- _Source data_:
----------------
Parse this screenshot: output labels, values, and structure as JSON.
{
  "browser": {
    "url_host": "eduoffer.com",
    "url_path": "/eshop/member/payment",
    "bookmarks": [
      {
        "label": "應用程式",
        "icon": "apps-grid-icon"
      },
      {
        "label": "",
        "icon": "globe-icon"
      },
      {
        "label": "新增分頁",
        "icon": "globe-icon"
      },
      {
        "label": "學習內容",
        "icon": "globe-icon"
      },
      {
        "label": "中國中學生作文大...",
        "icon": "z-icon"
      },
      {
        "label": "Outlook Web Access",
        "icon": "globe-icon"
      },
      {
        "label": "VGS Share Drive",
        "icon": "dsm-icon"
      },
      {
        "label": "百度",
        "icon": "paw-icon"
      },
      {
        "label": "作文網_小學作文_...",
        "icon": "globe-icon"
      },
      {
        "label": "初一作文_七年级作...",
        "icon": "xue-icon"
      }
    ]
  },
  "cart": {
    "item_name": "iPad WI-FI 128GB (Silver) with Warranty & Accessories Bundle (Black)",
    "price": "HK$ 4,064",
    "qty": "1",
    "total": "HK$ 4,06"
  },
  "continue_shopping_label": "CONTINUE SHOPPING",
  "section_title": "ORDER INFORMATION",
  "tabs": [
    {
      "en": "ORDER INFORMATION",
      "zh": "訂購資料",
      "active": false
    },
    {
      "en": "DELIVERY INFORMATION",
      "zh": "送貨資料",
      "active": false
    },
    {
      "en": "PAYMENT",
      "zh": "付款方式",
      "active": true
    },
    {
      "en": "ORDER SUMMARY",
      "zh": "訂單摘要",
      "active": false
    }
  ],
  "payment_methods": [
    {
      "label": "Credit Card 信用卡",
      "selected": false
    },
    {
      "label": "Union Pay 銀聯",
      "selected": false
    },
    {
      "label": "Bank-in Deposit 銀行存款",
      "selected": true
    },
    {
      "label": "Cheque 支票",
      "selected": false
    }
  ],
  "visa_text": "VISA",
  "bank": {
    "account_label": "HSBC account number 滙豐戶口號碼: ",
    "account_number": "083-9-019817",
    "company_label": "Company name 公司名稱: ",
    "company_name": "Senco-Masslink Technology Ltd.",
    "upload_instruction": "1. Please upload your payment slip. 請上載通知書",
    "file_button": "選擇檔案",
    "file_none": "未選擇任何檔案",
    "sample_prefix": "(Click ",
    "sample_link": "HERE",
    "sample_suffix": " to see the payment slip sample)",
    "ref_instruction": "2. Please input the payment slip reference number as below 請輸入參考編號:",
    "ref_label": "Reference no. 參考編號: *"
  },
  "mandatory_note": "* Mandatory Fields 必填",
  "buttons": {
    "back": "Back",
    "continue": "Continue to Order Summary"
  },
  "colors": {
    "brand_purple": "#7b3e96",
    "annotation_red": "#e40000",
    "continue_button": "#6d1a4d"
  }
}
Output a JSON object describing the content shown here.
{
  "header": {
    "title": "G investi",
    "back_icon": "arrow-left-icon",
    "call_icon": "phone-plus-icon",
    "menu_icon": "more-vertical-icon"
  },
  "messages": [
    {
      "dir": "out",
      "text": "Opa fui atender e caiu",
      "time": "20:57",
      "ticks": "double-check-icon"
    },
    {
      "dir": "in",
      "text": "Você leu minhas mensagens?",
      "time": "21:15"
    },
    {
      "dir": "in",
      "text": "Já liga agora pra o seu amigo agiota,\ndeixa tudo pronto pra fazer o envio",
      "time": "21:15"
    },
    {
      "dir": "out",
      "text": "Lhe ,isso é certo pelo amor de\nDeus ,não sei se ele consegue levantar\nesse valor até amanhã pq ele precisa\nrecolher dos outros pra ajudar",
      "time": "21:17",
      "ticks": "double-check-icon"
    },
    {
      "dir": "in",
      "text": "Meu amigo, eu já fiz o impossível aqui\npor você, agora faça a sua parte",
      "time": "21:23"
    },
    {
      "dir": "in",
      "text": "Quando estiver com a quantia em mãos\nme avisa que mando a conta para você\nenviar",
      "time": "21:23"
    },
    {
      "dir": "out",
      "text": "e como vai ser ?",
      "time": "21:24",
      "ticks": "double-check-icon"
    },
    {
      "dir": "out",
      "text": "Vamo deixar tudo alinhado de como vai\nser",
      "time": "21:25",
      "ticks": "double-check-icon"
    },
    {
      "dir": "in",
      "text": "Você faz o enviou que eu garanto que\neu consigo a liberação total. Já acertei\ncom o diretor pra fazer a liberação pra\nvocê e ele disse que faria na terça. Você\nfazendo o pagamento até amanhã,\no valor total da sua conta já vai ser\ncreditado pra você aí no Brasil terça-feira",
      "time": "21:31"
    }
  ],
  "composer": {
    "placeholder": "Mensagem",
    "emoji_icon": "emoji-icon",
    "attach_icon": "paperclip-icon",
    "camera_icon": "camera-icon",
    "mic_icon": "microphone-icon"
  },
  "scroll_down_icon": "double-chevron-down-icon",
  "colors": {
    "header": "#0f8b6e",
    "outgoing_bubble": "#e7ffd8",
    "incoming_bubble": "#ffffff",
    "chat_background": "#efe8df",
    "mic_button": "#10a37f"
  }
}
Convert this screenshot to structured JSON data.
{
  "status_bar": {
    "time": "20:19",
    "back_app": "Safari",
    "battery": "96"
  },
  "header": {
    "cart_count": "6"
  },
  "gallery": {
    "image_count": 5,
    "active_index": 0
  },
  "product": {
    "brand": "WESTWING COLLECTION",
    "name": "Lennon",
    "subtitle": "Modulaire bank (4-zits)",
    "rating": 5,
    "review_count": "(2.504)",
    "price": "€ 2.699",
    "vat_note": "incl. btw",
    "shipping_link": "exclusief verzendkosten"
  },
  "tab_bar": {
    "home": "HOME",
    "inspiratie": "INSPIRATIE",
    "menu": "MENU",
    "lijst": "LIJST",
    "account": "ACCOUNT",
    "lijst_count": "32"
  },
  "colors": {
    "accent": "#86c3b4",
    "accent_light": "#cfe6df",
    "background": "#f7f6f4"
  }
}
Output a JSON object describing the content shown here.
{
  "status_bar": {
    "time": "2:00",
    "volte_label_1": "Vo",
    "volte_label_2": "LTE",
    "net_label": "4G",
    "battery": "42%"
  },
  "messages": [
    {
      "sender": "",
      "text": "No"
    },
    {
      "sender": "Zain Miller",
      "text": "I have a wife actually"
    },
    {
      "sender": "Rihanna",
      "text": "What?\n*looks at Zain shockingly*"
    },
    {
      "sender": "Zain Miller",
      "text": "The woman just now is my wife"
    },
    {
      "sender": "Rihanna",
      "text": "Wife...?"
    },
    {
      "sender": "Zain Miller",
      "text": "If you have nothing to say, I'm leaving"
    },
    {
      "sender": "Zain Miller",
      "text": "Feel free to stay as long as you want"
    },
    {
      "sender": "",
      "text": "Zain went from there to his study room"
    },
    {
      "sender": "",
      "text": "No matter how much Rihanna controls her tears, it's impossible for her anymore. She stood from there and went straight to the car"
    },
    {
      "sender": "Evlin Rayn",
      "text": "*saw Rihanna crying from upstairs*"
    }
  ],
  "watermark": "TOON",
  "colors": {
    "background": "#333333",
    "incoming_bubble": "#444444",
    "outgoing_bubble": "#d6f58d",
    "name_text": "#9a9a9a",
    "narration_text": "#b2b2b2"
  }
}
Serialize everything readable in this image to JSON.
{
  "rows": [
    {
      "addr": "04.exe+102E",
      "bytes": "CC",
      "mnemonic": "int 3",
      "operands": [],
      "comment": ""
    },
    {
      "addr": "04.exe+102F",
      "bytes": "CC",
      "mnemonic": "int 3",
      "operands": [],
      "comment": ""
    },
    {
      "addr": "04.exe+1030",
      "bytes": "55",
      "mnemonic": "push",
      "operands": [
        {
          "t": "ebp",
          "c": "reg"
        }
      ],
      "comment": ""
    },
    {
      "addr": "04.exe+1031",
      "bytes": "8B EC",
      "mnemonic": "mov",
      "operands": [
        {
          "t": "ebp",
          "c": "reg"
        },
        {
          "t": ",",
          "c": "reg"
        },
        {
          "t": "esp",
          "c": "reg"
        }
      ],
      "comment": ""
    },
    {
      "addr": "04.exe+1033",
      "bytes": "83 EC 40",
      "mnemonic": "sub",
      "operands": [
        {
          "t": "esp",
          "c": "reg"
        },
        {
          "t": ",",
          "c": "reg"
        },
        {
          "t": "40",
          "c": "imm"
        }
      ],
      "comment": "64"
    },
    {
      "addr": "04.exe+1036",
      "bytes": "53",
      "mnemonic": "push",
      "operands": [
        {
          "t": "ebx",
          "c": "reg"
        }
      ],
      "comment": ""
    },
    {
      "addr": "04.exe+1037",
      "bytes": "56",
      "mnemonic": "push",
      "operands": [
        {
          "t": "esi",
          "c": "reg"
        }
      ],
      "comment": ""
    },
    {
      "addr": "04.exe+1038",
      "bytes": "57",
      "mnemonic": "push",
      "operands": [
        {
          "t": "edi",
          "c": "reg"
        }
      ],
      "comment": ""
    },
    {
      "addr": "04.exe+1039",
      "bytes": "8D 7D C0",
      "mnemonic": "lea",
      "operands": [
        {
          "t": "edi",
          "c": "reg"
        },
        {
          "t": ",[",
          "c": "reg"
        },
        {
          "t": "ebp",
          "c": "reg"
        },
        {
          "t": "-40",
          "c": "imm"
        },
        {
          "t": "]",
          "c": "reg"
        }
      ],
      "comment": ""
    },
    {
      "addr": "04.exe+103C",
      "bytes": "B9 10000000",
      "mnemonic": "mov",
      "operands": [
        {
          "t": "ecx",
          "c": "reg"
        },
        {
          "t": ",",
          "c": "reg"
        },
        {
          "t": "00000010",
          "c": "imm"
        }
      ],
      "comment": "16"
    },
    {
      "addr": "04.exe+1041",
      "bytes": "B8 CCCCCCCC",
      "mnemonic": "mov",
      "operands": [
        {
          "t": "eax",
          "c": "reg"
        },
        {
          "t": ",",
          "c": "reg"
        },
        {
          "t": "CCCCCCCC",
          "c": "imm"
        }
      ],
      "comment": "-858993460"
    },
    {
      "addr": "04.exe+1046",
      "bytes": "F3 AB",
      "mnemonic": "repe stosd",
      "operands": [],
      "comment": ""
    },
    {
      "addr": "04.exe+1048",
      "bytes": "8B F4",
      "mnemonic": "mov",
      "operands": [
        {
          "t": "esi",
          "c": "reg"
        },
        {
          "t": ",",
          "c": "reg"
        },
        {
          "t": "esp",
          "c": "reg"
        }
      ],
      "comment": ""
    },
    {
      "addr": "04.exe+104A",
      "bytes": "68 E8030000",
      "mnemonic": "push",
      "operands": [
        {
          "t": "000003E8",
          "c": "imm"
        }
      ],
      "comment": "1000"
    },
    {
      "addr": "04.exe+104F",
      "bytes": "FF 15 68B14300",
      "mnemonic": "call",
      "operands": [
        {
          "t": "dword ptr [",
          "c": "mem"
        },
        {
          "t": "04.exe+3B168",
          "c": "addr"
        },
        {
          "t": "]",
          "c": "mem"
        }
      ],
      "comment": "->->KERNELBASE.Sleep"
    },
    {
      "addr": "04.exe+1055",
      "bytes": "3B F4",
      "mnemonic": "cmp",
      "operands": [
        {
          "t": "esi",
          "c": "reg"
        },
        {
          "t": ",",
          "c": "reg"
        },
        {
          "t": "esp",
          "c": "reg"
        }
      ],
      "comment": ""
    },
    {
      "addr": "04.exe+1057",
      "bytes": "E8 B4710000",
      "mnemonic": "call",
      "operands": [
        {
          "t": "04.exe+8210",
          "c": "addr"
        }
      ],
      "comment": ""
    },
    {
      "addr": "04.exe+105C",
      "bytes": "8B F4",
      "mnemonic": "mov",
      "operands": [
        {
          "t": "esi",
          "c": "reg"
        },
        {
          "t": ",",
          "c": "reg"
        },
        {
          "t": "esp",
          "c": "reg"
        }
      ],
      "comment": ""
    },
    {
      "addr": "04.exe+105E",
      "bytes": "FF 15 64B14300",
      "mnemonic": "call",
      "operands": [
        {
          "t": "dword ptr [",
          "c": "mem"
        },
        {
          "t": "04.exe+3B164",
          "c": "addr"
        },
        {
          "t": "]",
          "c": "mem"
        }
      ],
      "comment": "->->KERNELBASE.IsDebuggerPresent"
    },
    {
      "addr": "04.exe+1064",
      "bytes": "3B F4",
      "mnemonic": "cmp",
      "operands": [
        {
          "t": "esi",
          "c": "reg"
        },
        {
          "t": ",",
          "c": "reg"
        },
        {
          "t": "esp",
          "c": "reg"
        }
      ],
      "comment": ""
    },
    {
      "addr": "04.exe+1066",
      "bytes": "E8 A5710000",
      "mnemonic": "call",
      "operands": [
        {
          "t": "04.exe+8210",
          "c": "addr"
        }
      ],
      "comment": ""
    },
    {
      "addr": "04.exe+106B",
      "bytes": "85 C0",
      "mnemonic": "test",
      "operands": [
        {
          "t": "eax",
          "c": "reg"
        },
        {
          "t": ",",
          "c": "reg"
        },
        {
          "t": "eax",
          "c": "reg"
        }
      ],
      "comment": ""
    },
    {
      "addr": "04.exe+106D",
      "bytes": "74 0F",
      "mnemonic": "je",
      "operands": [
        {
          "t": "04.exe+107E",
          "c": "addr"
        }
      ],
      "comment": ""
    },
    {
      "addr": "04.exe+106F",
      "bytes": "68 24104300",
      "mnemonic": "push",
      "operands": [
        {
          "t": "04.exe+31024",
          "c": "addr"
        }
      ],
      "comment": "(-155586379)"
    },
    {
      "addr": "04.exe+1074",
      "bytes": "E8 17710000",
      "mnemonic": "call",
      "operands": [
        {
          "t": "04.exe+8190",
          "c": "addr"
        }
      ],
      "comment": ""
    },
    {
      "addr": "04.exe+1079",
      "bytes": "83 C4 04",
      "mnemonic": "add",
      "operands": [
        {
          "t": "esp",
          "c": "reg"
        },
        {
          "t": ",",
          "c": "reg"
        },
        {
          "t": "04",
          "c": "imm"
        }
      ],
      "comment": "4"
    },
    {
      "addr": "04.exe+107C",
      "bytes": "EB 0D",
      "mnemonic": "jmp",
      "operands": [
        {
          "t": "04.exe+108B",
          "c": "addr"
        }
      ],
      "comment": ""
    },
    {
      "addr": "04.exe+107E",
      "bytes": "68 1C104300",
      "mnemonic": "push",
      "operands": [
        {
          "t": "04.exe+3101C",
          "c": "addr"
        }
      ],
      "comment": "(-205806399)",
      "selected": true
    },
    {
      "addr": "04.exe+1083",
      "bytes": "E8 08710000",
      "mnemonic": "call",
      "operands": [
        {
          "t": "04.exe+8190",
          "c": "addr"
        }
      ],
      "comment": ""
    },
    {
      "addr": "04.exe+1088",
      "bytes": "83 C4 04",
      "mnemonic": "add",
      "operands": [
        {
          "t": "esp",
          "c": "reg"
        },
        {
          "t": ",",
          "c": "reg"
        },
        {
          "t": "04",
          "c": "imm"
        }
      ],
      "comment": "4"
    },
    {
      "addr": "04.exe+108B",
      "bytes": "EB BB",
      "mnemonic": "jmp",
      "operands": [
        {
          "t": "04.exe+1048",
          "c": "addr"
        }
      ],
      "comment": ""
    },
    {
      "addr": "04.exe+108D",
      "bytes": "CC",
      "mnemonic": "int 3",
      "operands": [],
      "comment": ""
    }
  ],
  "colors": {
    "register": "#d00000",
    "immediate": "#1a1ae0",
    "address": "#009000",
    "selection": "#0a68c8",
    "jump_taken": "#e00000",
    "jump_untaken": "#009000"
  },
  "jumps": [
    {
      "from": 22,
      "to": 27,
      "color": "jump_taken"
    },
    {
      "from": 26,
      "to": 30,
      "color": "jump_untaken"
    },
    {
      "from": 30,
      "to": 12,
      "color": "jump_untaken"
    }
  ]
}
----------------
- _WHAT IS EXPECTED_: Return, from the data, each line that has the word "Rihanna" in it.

- _REPLY_:
      "sender": "Rihanna",
      "sender": "Rihanna",
      "text": "No matter how much Rihanna controls her tears, it's impossible for her anymore. She stood from there and went straight to the car"
      "text": "*saw Rihanna crying from upstairs*"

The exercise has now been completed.